Day 14 Of The Confident Rider Challenge
We have been working on a lot of groundwork so far in our challenge. And we have been establishing a routine for ourselves and our horses with the daily work we have been doing. And today we are going to be adding something new to our training! Today we are going to introduce ground poles to incorporate into our groundwork.
The Benefit Of Ground Poles
The addition of ground poles to your horses work encourages him (or her) to be more rhythmic while helping him to become more balanced. And it has the added benefit of helping to build strength to his hindquarters. So not only are we helping our horses progress with their quietness, but we are also getting them fit. That is definitely a plus, don’t you think?
If you don’t have ground poles, you can make them yourself very affordably. I wrote an article about building ground poles which might be helpful for you now. And you don’t have to paint them now, but having them will be helpful. I buy mine at Home Depot. They are also known as cherry tone landscaping timbers and they cost about $4.00 per pole. Yes, very affordable. Later on you can paint them if you want too. I like having mine painted to protect them from sitting on the ground, which they almost always do.

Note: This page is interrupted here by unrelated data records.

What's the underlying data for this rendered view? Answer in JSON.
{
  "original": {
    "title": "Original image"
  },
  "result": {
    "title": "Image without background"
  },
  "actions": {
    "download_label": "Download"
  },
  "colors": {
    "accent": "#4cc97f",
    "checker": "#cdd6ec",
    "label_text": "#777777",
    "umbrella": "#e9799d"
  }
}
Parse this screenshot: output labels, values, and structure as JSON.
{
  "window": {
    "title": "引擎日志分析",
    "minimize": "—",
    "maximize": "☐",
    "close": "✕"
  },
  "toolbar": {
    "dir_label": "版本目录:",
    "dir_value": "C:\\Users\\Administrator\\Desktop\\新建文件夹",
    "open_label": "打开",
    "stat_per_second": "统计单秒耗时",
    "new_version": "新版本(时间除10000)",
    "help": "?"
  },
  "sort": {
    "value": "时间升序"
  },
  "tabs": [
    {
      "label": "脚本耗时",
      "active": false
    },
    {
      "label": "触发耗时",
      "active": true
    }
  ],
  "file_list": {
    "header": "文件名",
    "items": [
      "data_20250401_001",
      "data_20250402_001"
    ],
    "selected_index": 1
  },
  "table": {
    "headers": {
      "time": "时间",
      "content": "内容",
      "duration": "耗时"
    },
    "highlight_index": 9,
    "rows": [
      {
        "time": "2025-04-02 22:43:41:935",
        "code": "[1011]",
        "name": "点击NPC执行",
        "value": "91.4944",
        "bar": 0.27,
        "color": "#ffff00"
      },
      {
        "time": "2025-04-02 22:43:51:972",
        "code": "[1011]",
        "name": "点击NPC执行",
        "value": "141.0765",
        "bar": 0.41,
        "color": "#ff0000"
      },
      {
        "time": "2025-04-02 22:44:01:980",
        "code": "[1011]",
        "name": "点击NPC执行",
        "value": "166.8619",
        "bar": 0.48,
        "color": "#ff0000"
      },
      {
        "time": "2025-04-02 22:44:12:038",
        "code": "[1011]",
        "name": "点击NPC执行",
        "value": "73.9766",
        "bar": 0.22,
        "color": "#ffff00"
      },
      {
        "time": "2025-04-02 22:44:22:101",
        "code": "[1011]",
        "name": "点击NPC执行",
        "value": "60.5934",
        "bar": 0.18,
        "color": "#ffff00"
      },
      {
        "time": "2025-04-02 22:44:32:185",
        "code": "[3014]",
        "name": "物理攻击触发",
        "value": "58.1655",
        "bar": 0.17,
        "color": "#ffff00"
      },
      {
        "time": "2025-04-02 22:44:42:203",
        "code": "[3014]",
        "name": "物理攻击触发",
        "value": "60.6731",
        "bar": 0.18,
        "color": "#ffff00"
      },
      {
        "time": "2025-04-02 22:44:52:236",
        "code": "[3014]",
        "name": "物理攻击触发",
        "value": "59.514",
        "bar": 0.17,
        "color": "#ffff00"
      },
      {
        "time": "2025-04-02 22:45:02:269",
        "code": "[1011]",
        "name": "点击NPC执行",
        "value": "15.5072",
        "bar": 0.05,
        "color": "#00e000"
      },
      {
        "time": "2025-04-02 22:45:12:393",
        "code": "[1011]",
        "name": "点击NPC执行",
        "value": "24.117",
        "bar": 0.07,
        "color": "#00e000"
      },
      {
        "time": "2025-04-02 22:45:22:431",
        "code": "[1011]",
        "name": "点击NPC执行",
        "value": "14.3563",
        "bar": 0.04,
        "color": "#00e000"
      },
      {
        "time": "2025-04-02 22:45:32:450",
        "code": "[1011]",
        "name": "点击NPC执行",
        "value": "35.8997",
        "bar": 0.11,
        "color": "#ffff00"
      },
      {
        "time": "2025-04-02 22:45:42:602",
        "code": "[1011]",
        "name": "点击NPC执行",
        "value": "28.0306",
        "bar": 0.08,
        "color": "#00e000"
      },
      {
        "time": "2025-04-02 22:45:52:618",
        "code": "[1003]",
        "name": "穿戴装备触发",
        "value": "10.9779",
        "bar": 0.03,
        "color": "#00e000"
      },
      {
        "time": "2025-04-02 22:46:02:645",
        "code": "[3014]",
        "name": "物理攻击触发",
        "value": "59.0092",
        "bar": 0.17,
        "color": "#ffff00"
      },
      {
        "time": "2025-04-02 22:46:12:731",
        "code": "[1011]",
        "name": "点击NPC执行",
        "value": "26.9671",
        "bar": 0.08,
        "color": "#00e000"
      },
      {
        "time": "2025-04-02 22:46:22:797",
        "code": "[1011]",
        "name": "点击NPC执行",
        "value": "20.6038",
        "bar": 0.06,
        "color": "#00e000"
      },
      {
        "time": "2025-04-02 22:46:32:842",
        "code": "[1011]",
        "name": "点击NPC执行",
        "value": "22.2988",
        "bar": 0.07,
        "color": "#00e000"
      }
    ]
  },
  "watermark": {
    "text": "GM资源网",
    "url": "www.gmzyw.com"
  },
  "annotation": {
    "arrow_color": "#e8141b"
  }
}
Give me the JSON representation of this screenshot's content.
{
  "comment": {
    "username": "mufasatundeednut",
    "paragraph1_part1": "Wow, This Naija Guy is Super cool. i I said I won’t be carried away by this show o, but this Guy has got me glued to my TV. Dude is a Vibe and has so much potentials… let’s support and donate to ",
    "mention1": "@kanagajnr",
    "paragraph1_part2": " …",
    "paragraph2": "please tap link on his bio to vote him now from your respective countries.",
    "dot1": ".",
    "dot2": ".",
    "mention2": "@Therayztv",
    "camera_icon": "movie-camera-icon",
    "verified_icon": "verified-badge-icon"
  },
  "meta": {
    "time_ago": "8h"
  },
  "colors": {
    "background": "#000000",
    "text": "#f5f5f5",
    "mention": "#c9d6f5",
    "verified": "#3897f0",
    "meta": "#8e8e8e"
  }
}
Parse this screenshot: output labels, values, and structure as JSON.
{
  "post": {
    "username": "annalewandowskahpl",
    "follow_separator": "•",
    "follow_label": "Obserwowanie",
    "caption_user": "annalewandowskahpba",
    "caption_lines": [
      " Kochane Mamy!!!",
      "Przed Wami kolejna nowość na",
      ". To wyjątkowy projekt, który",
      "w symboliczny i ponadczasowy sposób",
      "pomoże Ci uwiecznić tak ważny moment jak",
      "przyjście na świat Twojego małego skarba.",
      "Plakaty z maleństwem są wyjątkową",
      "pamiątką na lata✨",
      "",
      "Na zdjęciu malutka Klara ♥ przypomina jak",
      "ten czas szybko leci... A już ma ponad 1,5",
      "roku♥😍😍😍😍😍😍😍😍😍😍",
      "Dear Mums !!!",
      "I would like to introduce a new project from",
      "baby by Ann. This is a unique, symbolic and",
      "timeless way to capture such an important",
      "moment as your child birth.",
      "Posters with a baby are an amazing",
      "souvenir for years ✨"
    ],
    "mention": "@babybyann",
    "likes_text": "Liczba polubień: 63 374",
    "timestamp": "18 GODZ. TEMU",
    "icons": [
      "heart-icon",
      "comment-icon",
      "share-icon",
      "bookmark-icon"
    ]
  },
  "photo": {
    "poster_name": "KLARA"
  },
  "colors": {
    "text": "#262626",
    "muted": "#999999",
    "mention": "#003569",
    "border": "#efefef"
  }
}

And if you don’t have ‘official’ ground poles, but you have jump rails, use the jump rails, because they are the same thing, in my opinion.
How To Use Ground Poles For Groundwork
When adding a new element to your training, it is best to start with the most simple addition. So for ground poles you want to start your horse working over a single pole. When he has perfected that, then you can add more poles. Once your horse is able to navigate 1 pole at a time, at all gaits, then you can add poles and build up to a grid of 4 or 5 poles.
There will need to be spacing between the poles when you set them up. And the sizes will be slightly different for different horses related to the size of your horse, and how large his stride is. But you can use this as a starting point.
- Walk Poles: 2 1/2′ to 3′ apart
- Trot Poles: 4 1/2′ to 5′ apart
- Canter Poles: 9′ to 10′ apart
And your horse’s hooves should be landing in the space in the center between the poles.
First Things First
Before you get your horse out to your arena where you will be using your poles, you need to set the poles up. And this is easier to do when you don’t have a horse following you around to investigate what you are doing.
For example, one one side of my arena I have one pole set up to lunge over. And on the other end of my arena, I have 3 poles set up as trot poles for Ethan. My trot poles are set at about 5 feet apart.
And after I am happy with how my poles are set up, then it’s time to go get my horse.
When I am working Ethan over poles, I do like his legs to be protected. I use open front boots and bell boots on the front feet, and ankle boots on his hind feet. I want to do everything I can to keep his legs injury free, and make it safe for him while he is going over the poles. Sometimes in the beginning, horses tend to get a little excited by the ground poles, and they might think the need to launch themselves over it. So it’s better to have their legs protected, just in case.
I also like to use a 30 foot lunge line to work him over the ground poles, along with my stick and string. But if you have a lunge whip, that will work fine too. I am still using my knotted rope halter, and no fancy devices like side reins.
The First Time Over Poles
Now that my horse is ready to go, and I have the arena set up, it’s time to walk him out to the arena. I will walk him, in hand, around the arena so he can check out the poles. Then it’s time to get to work over the single pole.
I start at a walk, and have him go over the pole in both directions. And when he is confidently walking over the pole, I ask for a trot. And once he is good with the trot, I ask for the canter. Again, I do this in both directions over the pole. And I consider it a success when he isn’t hitting the pole with his feet. And once he is successful with the single pole, I take him to the mounting block for a break. Remember, every time he needs to rest, we always rest by the mounting block.
Now if this is your horse’s first time with ground poles, and he has gotten to this point, it might be a good place to end. Or if your horse is ready for more, you can go over to the trot poles. Even though I have my poles distanced for trotting, I do let Ethan walk over and through the poles. Then I lunge him over them in walk, in both directions and then I ask for the trot.
This will not be perfect the first time through the poles. And this is ok, don’t get discouraged. the more you practice the better it will be. So keep at it, and in time your horse will look so beautiful and round going over the poles. Just like everything else we have been working on, your dedication and consistency will make this exercise successful for you and your horse.
So can you guess what your challenge will be for the day? You guessed right, ground poles! If you have some poles you can use, set up just one pole and introduce your horse to it. See if you can get him to walk, trot and canter over the pole. And if he does it, great! This would be a fantastic place to stop your horse for the day.
But if your horse is already used to ground poles, set up some trot poles for him. Work him in both directions of your arena over the poles. When he can go over them in both directions without hitting them, this is when you stop. With consistency and repetition, I think you will really enjoy working over ground poles. It’s fun, and your horse will look fantastic as he trots over a set of poles!